Dentistry is being promoted by Madison Avenue and the media as never before. You can hardly pick up a mainstream magazine or newspaper without reading an article, or seeing an advertisement, about something related to dentistry. It could be implants, whitening products, the perio-heart disease link, or smile design.

Our patients learn about smile designs from TV and on makeover programs. Our patients are learning about dentistry from the media. Where do you want them to go for products and services? Do you want your patients to go to the grocery, drug stores, or retail chains for their health care products? Doesn't it make more sense for them to be advised and purchase from their trusted health care provider — you? Millions of dollars are spent annually by our patients on oral care and breath products. Why shouldn't they spend it with us, where we can guide their choices with clinically based advice?

Not only are our patients being educated by the media, they are informed by friends, family, and other dental offices. I was working as a temp for my friend who happens to be a wonderful dentist. One patient had recently gotten beautiful veneers, which surprised me because I couldn't find any reference to this in her chart. She informed me that she had the procedure done "in Florida." Her sister had gotten cosmetic work done by her dentist and was proudly displaying her beautiful new smile. My patient, mistakenly assuming that Dr. Wonderful didn't do these procedures (because no one had ever told her!), had her smile re-designed by her sister's dentist. My patient had never been informed of the cosmetic procedures that were available to her from her own dentist. So she went elsewhere.

This is what I mean by giving our patients the full menu of choices. Some call this selling. I call it giving your patient enough information to make a well-informed decision.
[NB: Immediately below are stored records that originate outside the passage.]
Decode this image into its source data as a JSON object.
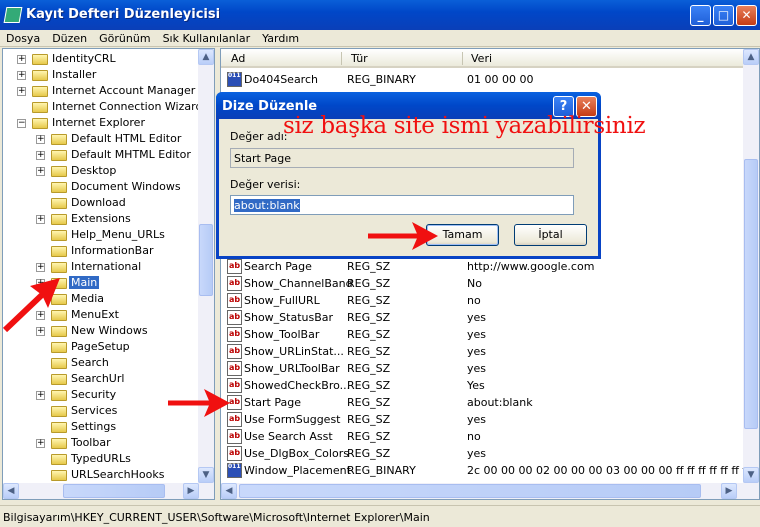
{
  "window": {
    "title": "Kayıt Defteri Düzenleyicisi",
    "min": "_",
    "max": "□",
    "close": "✕"
  },
  "menu": [
    "Dosya",
    "Düzen",
    "Görünüm",
    "Sık Kullanılanlar",
    "Yardım"
  ],
  "tree": [
    {
      "label": "IdentityCRL",
      "level": 1,
      "exp": "+"
    },
    {
      "label": "Installer",
      "level": 1,
      "exp": "+"
    },
    {
      "label": "Internet Account Manager",
      "level": 1,
      "exp": "+"
    },
    {
      "label": "Internet Connection Wizard",
      "level": 1,
      "exp": ""
    },
    {
      "label": "Internet Explorer",
      "level": 1,
      "exp": "-"
    },
    {
      "label": "Default HTML Editor",
      "level": 2,
      "exp": "+"
    },
    {
      "label": "Default MHTML Editor",
      "level": 2,
      "exp": "+"
    },
    {
      "label": "Desktop",
      "level": 2,
      "exp": "+"
    },
    {
      "label": "Document Windows",
      "level": 2,
      "exp": ""
    },
    {
      "label": "Download",
      "level": 2,
      "exp": ""
    },
    {
      "label": "Extensions",
      "level": 2,
      "exp": "+"
    },
    {
      "label": "Help_Menu_URLs",
      "level": 2,
      "exp": ""
    },
    {
      "label": "InformationBar",
      "level": 2,
      "exp": ""
    },
    {
      "label": "International",
      "level": 2,
      "exp": "+"
    },
    {
      "label": "Main",
      "level": 2,
      "exp": "+",
      "selected": true
    },
    {
      "label": "Media",
      "level": 2,
      "exp": ""
    },
    {
      "label": "MenuExt",
      "level": 2,
      "exp": "+"
    },
    {
      "label": "New Windows",
      "level": 2,
      "exp": "+"
    },
    {
      "label": "PageSetup",
      "level": 2,
      "exp": ""
    },
    {
      "label": "Search",
      "level": 2,
      "exp": ""
    },
    {
      "label": "SearchUrl",
      "level": 2,
      "exp": ""
    },
    {
      "label": "Security",
      "level": 2,
      "exp": "+"
    },
    {
      "label": "Services",
      "level": 2,
      "exp": ""
    },
    {
      "label": "Settings",
      "level": 2,
      "exp": ""
    },
    {
      "label": "Toolbar",
      "level": 2,
      "exp": "+"
    },
    {
      "label": "TypedURLs",
      "level": 2,
      "exp": ""
    },
    {
      "label": "URLSearchHooks",
      "level": 2,
      "exp": ""
    }
  ],
  "list": {
    "columns": [
      "Ad",
      "Tür",
      "Veri"
    ],
    "rows": [
      {
        "name": "Do404Search",
        "type": "REG_BINARY",
        "data": "01 00 00 00",
        "icon": "bin"
      },
      null,
      null,
      null,
      null,
      {
        "name": "",
        "type": "",
        "data": "ank.htm",
        "icon": ""
      },
      null,
      null,
      null,
      null,
      null,
      {
        "name": "Search Page",
        "type": "REG_SZ",
        "data": "http://www.google.com",
        "icon": "sz"
      },
      {
        "name": "Show_ChannelBand",
        "type": "REG_SZ",
        "data": "No",
        "icon": "sz"
      },
      {
        "name": "Show_FullURL",
        "type": "REG_SZ",
        "data": "no",
        "icon": "sz"
      },
      {
        "name": "Show_StatusBar",
        "type": "REG_SZ",
        "data": "yes",
        "icon": "sz"
      },
      {
        "name": "Show_ToolBar",
        "type": "REG_SZ",
        "data": "yes",
        "icon": "sz"
      },
      {
        "name": "Show_URLinStat...",
        "type": "REG_SZ",
        "data": "yes",
        "icon": "sz"
      },
      {
        "name": "Show_URLToolBar",
        "type": "REG_SZ",
        "data": "yes",
        "icon": "sz"
      },
      {
        "name": "ShowedCheckBro...",
        "type": "REG_SZ",
        "data": "Yes",
        "icon": "sz"
      },
      {
        "name": "Start Page",
        "type": "REG_SZ",
        "data": "about:blank",
        "icon": "sz"
      },
      {
        "name": "Use FormSuggest",
        "type": "REG_SZ",
        "data": "yes",
        "icon": "sz"
      },
      {
        "name": "Use Search Asst",
        "type": "REG_SZ",
        "data": "no",
        "icon": "sz"
      },
      {
        "name": "Use_DlgBox_Colors",
        "type": "REG_SZ",
        "data": "yes",
        "icon": "sz"
      },
      {
        "name": "Window_Placement",
        "type": "REG_BINARY",
        "data": "2c 00 00 00 02 00 00 00 03 00 00 00 ff ff ff ff ff ff ff ff...",
        "icon": "bin"
      }
    ]
  },
  "status": "Bilgisayarım\\HKEY_CURRENT_USER\\Software\\Microsoft\\Internet Explorer\\Main",
  "dialog": {
    "title": "Dize Düzenle",
    "help": "?",
    "close": "✕",
    "name_label": "Değer adı:",
    "name_value": "Start Page",
    "data_label": "Değer verisi:",
    "data_value": "about:blank",
    "ok": "Tamam",
    "cancel": "İptal"
  },
  "annotation": "siz başka site ismi yazabilirsiniz",
  "colors": {
    "annotation": "#f01010",
    "titlebar": "#0047c8",
    "selection": "#316ac5"
  }
}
I think that most hygienists who are resistant to this concept of selling dentistry do not do so from neglect. They resist from a misplaced sense of duty, and from a lack of elegant enrollment skills.
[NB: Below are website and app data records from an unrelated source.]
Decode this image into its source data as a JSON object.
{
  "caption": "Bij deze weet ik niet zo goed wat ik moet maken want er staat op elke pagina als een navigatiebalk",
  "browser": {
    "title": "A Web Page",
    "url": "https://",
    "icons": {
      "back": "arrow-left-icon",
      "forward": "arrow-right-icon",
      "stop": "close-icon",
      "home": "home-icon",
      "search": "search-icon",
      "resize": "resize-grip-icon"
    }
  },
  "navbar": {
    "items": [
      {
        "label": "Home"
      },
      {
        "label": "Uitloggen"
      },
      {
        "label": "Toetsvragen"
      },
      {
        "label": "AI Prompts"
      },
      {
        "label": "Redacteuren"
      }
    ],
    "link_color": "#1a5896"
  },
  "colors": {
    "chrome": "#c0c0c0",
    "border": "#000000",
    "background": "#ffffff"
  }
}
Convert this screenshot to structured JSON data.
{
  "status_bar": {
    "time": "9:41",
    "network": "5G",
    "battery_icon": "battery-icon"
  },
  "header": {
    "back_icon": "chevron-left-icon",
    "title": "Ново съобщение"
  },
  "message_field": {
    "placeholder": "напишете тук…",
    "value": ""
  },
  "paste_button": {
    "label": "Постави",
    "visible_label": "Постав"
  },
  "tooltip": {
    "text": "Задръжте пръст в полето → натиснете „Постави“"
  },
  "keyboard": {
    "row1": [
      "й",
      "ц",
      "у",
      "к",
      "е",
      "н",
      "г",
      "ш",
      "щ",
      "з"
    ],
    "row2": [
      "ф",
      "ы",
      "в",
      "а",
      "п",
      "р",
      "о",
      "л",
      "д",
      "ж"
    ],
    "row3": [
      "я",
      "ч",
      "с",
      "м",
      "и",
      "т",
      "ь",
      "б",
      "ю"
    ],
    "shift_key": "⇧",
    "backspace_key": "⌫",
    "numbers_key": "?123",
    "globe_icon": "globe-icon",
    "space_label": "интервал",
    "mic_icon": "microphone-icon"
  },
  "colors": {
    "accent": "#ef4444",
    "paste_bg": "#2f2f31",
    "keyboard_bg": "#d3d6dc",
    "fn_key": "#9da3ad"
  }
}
Indeed, both dentists and hygienists fear overwhelming their patients with comprehensive treatment. This is a very legitimate concern for any of us who have ever heard that patient complaint, "Well, how come my last dentist never found all this stuff?"

Here is a strategy that will enable you to inform your patients in a way that will impress and educate rather than overwhelm them. I call it the Treatment Triad. It is composed of three elements, which are 911 Urgent, Preventive, and Cosmetic. It sounds like this: "Mrs. Jones, as I examine your mouth today I'll be looking for three types of work."

• 911 — "This is urgent work that must be done immediately to relieve pain. Like your broken tooth that brought you here today."

• Preventive — "This is work that should be done to prevent future pain and problems. Like some of these big, old, dark, metal fillings that are breaking down. We can prioritize this with your dental budget and handle this in stages."

• Cosmetic — "I'll also be exploring cosmetic possibilities for you. We can do so many exciting things in this area. This is not necessary but fun to consider."

Dentists and hygienists have told me their patient enrollment skyrocketed when they laminated this and posted it in their treatment room using it at every exam. Now, instead of being overwhelmed and suspicious, patients say, "Wow! This is the most thorough exam I've ever had." Use this strategy to help you elevate your "sales" skills to elegant patient enrollment. I know that no hygienist wants to feel or sound like a used car salesman. Yet, we must be the ones to offer our patients the full menu of restorative, periodontal, and cosmetic services because we are the ones our patients (hopefully) trust to advise them in the ever changing world of dental options and choices. Take the stigma out of the work "sell" and give it the attention it deserves.

Janet Hagerman, RDH, BS, is a speaker, writer, and the director of dental hygiene for Coast Dental. She can be reached at jhager [email protected].